On 14 December 2017, Ajit Pai, Chairman of the Federal Communications Commission (FCC), the American telecommunications watchdog, stood before the commission and defended his position on the revocation of net neutrality: “It won’t end the internet as we know it. It won’t kill democracy. It won’t stifle freedom of expression online.” The FCC voted. Net neutrality is no more in the United States.

This founding principle of the internet required all Internet Service Providers (ISP) to treat online content in the same neutral and egalitarian way, regardless of its origin.

When he arrived at the White House, Donald Trump explained that he wanted to promote investment in new services requiring more bandwidth like video conferencing, telemedicine and even connected vehicles, and “restore the freedom of the internet”. He then appointed Ajit Pai (former employee of Verizon – historical ISP in the United States) as the chairman of the Commission. 

By revoking net neutrality, the FCC is allowing ISPs to change internet speed at their convenience and prioritise some content at the expense of others.


What are the consequences of the end of this neutrality?

It is now possible to block or slow down the flow of certain content or make others pay for access. The end of this principle governing the internet favours the emergence of a two-speed internet.

It is easy to imagine that some web pages will take longer to load, thus discouraging users from visiting them.  Opponents of the disappearance of net neutrality fear that the US government will have greater control over what is broadcast by preventingdissenting” ideas from being put forward.


Who really benefits from this decision?

In the United States, the major historical ISPs that have the monopoly on the market are also the creators of content. They therefore seem likely to be the first to take advantage of this major change since they will be able to promote their own content and make it more expensive to access other content.
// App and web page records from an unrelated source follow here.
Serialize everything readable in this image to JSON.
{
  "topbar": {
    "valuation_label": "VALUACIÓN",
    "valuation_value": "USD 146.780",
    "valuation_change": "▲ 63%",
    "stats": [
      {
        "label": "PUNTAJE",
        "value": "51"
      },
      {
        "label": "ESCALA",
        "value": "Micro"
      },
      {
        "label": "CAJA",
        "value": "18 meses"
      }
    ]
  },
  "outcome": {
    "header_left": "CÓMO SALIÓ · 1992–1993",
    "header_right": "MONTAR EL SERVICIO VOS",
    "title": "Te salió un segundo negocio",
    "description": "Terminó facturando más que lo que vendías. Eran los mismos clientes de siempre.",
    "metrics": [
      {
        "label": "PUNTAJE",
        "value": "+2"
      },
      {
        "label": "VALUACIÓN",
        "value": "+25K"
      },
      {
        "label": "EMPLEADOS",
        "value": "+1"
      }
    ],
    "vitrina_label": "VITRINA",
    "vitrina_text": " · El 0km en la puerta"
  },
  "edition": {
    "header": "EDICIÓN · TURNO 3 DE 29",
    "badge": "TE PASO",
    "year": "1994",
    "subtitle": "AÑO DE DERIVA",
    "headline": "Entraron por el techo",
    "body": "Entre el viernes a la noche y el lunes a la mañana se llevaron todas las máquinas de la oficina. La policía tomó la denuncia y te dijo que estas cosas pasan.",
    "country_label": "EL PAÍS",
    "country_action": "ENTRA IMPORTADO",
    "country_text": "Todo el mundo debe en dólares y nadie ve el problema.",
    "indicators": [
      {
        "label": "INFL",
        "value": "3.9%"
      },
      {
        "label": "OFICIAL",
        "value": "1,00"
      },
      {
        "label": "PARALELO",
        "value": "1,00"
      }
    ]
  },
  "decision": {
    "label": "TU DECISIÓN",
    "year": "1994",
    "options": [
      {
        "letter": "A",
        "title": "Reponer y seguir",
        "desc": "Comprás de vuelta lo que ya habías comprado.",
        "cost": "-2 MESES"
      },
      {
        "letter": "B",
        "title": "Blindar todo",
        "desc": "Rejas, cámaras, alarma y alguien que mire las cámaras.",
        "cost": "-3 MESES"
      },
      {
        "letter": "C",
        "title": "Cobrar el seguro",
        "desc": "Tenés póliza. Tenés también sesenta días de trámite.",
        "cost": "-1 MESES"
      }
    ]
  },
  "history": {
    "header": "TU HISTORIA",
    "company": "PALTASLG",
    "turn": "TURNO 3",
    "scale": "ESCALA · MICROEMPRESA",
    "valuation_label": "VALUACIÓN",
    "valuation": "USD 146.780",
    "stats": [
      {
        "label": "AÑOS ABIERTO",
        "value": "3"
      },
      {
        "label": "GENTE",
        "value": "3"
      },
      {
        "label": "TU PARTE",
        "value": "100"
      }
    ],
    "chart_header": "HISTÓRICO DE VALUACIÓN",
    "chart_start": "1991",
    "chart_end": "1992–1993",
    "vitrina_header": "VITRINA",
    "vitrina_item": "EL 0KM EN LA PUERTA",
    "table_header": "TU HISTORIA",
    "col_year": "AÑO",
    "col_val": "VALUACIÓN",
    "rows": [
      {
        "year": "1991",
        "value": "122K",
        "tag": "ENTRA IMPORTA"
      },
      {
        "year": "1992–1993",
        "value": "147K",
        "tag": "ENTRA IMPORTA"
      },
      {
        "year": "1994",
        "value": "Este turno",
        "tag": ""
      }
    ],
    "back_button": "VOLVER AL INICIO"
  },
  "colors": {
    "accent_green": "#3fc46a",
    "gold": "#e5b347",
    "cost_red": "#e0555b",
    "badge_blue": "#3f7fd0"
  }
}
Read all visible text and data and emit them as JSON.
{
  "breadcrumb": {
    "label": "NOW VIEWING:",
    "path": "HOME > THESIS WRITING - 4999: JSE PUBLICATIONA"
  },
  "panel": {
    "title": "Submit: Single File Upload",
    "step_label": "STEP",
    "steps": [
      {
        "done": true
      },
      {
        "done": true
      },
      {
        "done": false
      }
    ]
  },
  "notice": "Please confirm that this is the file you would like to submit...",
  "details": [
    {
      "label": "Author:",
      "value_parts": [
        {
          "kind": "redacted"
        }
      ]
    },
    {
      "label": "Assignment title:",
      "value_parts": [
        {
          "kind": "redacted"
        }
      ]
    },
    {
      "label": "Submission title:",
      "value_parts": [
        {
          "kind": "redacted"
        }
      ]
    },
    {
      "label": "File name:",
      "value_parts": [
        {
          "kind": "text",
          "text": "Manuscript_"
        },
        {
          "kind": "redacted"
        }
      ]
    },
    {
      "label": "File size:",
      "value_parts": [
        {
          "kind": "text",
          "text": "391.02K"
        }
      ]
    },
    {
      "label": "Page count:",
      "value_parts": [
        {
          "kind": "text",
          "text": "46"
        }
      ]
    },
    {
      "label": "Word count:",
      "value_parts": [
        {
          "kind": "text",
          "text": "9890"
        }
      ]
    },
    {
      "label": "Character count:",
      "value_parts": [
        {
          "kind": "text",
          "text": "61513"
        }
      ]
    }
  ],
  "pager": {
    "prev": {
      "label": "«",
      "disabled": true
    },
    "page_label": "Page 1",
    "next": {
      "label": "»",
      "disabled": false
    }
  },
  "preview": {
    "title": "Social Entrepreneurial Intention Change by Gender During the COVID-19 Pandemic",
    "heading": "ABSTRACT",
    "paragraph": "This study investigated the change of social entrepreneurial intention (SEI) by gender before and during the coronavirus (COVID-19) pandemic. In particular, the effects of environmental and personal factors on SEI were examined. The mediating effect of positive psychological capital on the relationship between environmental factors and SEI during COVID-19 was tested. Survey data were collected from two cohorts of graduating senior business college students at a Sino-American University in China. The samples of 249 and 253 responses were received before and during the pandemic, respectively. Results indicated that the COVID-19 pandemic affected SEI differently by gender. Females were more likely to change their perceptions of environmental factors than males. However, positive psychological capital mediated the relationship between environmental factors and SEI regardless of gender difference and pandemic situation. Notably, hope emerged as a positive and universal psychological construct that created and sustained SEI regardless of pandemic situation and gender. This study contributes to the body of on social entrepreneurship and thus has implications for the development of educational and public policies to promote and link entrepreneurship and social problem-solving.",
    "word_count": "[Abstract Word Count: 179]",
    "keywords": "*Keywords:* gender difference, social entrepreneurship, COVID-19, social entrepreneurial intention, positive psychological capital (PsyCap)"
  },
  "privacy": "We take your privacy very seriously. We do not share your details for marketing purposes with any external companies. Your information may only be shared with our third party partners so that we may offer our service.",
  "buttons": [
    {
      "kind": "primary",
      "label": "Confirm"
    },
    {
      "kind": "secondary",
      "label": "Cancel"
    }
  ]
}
Thanks to the income generated, ISPs will be able to invest more money in developing the network, thus significantly increasing their profits and strengthening their monopoly of the market.

However, the ISPs must be transparent on how they prioritise their content and their customers. In the event of complaints, legal action could then be taken against the ISPs.


What does this mean for Europe?

Sébastien Soriano, chair of the Electronic Communications and Postal Regulatory Authority (Arcep) in France and head of the Body of European Regulators for Electronic Communications, seeks to offer reassurance about what has happened across the pond. The American decision “will not have a direct impact on Europe” as “neutrality is a rule which is linked to territory”.

François de Rudy, president of the National Assembly has also spoken on this subject stating that he wants neutrality to become a part of our Constitution.

On the other hand, the end of neutrality in the United States will inevitably raise questions in Europe and we should expect many debates in 2018.

The stakes are high for companies with regards to this issue: could the end of net neutrality have a direct impact on notions of data security? How can we address these fundamental issues? This is all linked to the new European Regulation (GDPR) which is looming and requires companies to ask themselves the appropriate questions. The INQUEST* team is available to help you tackle these questions calmly.


Thibault Carré, IT Security Consultant at INQUEST

*A subsidiary of the GM Consultant group, INQUEST is a risk management consultancy and service provider working with companies: audits, consulting, training and investigations.